Conversely, every person rescued by Christ has been given a standing of the highest order, and has been promoted to the heavenlies beside Christ (Eph.2:6) despite an abysmally poor performance. That affects a person’s self-perception, his fears and anxieties, her confidence, her outlook, his abilities, her behavior, and his thinking.
Having seen how naturally we Christians are addicted to works, I was intrigued by Tchividjian’s question, “Why do I avoid the gospel?” He claims it’s because …the gospel makes me disappear. The gospel obliterates me, in a sense. Suddenly life is no longer about my little world and my standards and rules and goals and preferences. It’s no longer about me and what I want. It’s no longer about my strengths and achievements and attainments. The gospel erases us, in that sense, which is why we avoid it. But that erasing of self is the key to our freedom. The gospel doesn’t take you deeper into yourself; the gospel takes you away from yourself (121).

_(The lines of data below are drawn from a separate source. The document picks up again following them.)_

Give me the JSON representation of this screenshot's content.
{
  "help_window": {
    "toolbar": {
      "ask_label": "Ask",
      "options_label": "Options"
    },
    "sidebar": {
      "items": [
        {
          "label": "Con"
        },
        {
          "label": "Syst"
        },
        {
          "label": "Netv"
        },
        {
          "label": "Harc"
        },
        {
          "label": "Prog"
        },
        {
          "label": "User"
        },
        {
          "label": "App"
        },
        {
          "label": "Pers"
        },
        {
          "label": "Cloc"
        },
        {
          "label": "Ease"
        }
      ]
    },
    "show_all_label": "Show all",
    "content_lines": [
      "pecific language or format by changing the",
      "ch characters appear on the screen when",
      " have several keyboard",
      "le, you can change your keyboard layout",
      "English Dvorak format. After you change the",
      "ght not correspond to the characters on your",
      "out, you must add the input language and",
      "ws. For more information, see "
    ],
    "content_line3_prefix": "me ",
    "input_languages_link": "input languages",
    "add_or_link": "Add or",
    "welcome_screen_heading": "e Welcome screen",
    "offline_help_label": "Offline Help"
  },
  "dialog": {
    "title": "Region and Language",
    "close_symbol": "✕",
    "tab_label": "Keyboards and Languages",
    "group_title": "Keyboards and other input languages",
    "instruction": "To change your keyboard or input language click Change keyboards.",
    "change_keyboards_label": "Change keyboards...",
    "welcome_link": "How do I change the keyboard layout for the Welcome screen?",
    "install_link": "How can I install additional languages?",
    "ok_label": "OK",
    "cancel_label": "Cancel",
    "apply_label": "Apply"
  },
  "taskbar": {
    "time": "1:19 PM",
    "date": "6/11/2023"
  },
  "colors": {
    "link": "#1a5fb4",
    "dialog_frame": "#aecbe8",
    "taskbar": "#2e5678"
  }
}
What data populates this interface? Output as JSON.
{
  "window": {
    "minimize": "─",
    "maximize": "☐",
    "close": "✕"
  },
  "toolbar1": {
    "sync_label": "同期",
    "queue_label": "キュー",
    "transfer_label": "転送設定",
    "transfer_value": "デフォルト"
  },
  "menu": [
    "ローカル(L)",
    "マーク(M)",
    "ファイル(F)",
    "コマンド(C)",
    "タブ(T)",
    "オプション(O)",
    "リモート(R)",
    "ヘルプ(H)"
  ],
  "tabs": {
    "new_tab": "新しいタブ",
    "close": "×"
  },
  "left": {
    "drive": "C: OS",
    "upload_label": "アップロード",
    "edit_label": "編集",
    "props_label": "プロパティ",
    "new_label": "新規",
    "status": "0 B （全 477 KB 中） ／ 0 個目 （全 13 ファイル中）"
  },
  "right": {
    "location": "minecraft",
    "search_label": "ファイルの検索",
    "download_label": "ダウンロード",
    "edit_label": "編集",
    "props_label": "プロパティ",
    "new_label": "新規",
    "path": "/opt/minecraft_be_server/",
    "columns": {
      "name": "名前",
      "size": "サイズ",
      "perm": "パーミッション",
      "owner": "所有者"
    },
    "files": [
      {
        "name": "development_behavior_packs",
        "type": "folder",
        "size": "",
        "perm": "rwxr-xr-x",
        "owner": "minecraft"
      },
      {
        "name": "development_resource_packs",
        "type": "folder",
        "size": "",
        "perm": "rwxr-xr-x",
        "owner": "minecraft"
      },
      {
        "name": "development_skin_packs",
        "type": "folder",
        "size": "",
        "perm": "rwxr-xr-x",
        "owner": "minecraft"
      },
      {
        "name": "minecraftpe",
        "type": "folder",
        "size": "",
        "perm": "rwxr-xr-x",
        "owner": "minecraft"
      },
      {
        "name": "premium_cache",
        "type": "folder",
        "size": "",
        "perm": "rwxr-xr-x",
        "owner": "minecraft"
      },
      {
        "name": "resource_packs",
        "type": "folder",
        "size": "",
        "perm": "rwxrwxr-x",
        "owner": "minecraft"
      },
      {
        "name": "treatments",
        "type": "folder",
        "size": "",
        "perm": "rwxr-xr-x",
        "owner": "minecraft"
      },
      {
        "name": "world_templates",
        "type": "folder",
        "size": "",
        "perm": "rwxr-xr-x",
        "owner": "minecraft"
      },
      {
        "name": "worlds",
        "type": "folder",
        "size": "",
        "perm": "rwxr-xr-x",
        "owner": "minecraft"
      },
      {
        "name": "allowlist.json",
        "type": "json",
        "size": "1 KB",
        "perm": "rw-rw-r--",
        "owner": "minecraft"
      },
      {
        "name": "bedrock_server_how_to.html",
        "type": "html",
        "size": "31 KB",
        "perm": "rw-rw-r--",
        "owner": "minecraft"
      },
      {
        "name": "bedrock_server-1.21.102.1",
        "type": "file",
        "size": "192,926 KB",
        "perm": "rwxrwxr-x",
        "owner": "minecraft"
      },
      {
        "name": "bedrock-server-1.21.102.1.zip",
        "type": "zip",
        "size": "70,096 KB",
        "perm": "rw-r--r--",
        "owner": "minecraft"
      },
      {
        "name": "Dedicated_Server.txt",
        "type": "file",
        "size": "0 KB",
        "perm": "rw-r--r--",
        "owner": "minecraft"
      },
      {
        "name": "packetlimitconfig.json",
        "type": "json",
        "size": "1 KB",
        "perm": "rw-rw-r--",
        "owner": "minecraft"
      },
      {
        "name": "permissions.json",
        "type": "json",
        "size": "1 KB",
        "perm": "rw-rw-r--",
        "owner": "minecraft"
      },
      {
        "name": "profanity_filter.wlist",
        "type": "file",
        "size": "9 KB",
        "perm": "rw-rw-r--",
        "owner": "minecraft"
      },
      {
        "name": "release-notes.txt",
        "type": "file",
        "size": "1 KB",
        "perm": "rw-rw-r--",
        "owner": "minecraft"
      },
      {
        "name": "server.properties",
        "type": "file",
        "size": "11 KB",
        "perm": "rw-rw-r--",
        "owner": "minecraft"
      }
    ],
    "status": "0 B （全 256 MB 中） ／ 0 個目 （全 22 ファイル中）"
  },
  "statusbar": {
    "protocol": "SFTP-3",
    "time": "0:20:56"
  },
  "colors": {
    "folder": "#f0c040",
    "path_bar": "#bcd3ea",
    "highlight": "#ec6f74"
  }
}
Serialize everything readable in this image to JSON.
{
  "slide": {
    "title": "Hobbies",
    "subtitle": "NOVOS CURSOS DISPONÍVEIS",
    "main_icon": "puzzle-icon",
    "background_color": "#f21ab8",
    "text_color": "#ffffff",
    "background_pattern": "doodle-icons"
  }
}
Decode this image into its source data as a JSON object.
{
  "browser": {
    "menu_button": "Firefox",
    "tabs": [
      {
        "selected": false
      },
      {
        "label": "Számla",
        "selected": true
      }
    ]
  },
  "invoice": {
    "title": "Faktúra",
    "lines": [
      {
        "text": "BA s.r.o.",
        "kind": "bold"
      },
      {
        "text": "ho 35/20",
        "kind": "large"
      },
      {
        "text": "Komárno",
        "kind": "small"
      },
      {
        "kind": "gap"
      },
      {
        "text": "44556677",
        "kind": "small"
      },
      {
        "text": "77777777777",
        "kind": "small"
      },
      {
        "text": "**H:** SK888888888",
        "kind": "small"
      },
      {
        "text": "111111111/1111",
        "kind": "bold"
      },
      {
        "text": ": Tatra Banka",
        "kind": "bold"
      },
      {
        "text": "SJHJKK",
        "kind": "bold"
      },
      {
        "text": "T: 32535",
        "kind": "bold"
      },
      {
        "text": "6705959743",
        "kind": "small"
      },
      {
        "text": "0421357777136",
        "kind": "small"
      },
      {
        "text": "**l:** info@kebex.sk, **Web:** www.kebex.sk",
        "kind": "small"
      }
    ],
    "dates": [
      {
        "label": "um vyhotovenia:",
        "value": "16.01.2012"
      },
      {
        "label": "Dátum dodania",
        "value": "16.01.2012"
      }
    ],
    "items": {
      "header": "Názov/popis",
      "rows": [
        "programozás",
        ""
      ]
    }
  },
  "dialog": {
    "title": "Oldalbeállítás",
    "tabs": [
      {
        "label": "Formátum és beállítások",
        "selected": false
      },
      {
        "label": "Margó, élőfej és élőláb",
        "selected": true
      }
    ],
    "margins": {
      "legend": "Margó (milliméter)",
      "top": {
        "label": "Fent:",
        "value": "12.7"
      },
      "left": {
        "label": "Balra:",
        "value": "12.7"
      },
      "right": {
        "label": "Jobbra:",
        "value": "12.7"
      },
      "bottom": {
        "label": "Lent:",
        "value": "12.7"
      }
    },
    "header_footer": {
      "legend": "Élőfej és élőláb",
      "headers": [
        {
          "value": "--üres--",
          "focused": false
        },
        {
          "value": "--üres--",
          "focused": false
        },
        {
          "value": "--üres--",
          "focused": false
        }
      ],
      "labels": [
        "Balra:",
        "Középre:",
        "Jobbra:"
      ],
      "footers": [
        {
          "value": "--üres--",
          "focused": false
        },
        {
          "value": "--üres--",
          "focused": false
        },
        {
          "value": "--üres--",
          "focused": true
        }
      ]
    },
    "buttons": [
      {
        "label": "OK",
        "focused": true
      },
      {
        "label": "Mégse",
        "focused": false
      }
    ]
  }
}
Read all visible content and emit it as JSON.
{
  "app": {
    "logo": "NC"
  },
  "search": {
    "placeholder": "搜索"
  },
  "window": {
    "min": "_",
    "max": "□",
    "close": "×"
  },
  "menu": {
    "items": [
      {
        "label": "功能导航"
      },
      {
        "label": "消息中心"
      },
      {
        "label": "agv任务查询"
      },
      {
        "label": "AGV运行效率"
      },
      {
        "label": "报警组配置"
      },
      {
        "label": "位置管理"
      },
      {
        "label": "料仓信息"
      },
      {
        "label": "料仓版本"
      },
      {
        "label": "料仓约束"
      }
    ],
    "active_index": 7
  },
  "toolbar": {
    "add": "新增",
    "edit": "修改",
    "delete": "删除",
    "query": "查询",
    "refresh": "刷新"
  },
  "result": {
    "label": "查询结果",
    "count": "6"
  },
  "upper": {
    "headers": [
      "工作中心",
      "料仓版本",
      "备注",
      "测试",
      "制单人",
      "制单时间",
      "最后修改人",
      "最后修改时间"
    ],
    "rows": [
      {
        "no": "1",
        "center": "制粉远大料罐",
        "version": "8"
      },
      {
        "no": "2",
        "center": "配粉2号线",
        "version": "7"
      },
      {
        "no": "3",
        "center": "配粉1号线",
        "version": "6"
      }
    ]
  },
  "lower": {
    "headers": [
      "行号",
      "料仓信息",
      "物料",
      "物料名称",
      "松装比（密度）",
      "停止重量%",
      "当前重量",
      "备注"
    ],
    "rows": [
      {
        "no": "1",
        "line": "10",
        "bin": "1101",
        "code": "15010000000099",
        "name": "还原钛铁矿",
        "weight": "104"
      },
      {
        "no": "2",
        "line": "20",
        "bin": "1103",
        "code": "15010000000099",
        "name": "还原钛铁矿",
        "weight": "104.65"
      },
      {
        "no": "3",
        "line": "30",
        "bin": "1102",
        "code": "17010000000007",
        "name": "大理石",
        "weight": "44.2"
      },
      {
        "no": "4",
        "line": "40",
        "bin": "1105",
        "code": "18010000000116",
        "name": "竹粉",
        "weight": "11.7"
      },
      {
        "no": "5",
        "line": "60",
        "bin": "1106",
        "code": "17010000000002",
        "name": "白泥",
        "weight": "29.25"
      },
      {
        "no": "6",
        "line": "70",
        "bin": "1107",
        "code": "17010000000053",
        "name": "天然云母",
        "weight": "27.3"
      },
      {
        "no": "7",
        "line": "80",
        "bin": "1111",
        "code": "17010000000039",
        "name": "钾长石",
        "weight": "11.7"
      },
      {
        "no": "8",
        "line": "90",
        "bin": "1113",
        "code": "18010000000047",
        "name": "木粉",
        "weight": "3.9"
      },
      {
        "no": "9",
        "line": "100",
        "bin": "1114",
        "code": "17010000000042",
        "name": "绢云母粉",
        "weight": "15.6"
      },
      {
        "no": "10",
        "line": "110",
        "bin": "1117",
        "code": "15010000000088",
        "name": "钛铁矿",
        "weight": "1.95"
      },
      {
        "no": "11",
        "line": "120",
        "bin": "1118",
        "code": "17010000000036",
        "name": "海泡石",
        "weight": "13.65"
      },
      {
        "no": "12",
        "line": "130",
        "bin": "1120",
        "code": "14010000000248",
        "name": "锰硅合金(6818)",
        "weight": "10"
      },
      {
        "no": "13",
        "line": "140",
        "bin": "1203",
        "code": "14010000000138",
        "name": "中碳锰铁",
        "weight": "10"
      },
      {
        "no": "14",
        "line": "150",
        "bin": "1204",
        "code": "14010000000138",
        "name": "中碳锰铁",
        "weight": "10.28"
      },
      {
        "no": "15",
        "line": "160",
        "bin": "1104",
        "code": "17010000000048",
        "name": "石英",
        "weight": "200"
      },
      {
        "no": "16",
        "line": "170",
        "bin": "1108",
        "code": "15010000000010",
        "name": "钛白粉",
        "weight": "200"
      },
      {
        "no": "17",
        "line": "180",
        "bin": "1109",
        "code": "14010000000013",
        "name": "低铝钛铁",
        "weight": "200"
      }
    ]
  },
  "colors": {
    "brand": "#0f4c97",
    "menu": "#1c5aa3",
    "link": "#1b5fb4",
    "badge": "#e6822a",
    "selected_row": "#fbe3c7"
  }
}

Tchividjian says what can’t be repeated often enough: the way to defeat the practice of sin is counter-intuitive: stop spending so much time peering into the darkness of your soul and spend more time peering into the light of the gospel. He puts it this way: In short, I spend way too much time thinking about me and what I need to do, and far too little time thinking about Jesus and what he’s already done. And what I’ve discovered, ironically, is that the more I focus on my need to get better, the worse I actually get. I become neurotic and self-absorbed. Preoccupation with my performance over Christ’s performance for me makes me increasingly self-centered and morbidly introspective (174).
Ahhh, love the smell of the gospel!